**Requirement**
Please return the records below exactly as they stand.

**Working data**
((
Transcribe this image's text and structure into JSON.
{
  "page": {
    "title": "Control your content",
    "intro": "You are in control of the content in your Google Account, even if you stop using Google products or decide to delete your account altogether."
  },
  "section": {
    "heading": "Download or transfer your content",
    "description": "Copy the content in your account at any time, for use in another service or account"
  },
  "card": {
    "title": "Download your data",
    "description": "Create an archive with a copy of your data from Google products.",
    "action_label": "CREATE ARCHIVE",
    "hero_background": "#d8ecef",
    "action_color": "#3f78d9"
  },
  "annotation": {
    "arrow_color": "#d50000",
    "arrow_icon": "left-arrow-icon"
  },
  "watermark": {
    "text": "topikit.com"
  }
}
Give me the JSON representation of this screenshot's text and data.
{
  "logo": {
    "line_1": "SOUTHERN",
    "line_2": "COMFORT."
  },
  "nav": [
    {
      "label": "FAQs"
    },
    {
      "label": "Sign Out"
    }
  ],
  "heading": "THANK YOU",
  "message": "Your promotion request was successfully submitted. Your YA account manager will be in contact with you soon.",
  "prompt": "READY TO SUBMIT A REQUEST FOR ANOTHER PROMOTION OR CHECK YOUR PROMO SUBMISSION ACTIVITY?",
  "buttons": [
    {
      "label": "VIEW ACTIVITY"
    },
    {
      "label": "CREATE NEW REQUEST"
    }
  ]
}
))
**Result below**
Transcribe this image's text and structure into JSON.
{
  "page": {
    "title": "Control your content",
    "intro": "You are in control of the content in your Google Account, even if you stop using Google products or decide to delete your account altogether."
  },
  "section": {
    "heading": "Download or transfer your content",
    "description": "Copy the content in your account at any time, for use in another service or account"
  },
  "card": {
    "title": "Download your data",
    "description": "Create an archive with a copy of your data from Google products.",
    "action_label": "CREATE ARCHIVE",
    "hero_background": "#d8ecef",
    "action_color": "#3f78d9"
  },
  "annotation": {
    "arrow_color": "#d50000",
    "arrow_icon": "left-arrow-icon"
  },
  "watermark": {
    "text": "topikit.com"
  }
}
Give me the JSON representation of this screenshot's text and data.
{
  "logo": {
    "line_1": "SOUTHERN",
    "line_2": "COMFORT."
  },
  "nav": [
    {
      "label": "FAQs"
    },
    {
      "label": "Sign Out"
    }
  ],
  "heading": "THANK YOU",
  "message": "Your promotion request was successfully submitted. Your YA account manager will be in contact with you soon.",
  "prompt": "READY TO SUBMIT A REQUEST FOR ANOTHER PROMOTION OR CHECK YOUR PROMO SUBMISSION ACTIVITY?",
  "buttons": [
    {
      "label": "VIEW ACTIVITY"
    },
    {
      "label": "CREATE NEW REQUEST"
    }
  ]
}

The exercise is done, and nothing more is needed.